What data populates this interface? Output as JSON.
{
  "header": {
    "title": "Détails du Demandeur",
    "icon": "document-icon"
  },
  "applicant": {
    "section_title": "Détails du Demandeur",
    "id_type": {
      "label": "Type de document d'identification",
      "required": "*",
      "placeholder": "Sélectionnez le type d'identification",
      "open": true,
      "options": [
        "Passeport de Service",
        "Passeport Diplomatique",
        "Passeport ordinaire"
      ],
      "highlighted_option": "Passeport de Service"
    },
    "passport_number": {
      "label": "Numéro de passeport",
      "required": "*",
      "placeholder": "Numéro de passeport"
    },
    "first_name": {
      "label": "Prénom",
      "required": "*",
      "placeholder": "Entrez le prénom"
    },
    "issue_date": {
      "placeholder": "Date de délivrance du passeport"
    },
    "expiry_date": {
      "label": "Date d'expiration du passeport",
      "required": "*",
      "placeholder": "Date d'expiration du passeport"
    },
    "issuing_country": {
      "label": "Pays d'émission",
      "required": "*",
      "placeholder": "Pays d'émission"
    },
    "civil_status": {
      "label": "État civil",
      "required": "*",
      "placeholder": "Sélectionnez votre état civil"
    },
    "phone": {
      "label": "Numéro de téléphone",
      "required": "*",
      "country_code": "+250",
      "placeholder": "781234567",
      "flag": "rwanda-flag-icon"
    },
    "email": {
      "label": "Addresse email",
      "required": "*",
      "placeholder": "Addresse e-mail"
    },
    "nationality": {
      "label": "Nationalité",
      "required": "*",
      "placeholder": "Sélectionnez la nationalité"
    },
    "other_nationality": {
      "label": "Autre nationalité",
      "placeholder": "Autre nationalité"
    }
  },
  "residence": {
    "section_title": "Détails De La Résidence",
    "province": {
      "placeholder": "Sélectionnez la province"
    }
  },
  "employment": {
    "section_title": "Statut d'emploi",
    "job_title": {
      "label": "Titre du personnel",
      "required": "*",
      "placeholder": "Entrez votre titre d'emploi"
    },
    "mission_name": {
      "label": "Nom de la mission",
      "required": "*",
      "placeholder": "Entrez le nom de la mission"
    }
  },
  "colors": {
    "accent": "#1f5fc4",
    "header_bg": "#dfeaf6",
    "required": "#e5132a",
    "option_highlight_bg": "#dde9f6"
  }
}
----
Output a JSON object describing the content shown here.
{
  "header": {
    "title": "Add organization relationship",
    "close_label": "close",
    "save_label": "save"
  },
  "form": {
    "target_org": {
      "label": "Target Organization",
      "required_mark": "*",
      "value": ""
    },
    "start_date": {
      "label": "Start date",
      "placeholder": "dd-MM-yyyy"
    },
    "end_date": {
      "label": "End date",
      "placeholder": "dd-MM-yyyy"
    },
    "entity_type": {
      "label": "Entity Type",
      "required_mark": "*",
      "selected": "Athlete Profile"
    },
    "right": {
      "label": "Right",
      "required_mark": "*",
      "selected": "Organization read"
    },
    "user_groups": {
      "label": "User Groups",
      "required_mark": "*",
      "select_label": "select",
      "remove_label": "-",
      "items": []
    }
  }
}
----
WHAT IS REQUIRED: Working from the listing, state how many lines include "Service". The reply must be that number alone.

ANSWER AREA: 2